◆ ENTRIES SUPPLIED

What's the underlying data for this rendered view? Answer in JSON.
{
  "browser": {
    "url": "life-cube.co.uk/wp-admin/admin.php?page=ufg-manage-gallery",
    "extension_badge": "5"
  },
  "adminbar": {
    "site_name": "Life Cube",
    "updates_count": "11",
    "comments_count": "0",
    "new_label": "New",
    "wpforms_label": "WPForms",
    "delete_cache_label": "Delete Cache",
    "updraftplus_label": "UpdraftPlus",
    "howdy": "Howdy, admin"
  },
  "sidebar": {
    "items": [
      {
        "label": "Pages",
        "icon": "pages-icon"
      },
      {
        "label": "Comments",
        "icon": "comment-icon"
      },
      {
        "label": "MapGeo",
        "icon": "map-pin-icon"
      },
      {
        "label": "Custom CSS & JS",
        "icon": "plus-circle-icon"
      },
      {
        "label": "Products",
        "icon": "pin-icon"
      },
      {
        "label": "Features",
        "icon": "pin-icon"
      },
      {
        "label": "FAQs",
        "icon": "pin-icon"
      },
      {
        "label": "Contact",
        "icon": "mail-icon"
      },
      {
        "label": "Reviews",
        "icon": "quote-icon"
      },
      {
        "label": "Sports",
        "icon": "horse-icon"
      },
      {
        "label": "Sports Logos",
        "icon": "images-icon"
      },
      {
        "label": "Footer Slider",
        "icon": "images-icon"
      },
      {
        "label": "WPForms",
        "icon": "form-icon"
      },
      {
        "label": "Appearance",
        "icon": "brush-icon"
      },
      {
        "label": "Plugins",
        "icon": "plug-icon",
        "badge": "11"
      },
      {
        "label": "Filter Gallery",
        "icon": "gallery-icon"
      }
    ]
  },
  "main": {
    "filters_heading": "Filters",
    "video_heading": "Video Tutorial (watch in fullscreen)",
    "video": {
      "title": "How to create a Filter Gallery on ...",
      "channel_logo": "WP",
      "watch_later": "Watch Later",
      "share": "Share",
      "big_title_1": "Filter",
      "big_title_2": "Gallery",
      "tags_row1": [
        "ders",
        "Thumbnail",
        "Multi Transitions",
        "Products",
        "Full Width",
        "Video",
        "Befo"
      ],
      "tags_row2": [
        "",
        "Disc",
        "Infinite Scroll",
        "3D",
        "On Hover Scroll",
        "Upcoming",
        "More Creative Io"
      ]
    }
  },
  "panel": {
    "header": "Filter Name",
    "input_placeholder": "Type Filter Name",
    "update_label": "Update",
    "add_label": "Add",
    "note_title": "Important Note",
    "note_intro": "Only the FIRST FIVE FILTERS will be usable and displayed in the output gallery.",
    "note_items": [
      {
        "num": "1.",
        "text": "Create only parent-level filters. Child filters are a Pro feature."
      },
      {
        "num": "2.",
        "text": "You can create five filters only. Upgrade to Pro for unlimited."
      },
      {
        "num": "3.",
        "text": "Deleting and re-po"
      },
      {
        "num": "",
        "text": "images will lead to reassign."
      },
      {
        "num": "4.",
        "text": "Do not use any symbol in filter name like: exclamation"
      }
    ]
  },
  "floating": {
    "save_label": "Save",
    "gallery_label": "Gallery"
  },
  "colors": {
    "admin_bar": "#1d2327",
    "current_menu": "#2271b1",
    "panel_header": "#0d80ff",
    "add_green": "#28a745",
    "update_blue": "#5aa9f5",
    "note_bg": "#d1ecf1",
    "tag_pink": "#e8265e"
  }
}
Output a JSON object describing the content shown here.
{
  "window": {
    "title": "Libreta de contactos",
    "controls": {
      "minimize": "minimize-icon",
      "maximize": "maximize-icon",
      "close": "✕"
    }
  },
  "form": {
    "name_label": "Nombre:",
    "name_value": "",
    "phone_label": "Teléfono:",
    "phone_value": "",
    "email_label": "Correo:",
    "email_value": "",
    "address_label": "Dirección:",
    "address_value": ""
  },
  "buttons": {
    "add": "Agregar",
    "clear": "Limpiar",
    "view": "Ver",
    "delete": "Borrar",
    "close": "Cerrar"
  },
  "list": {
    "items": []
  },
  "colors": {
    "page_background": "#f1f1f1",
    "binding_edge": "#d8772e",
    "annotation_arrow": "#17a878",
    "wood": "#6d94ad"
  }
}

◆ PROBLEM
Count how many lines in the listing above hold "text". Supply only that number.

◆ WRITTEN RESPONSE
5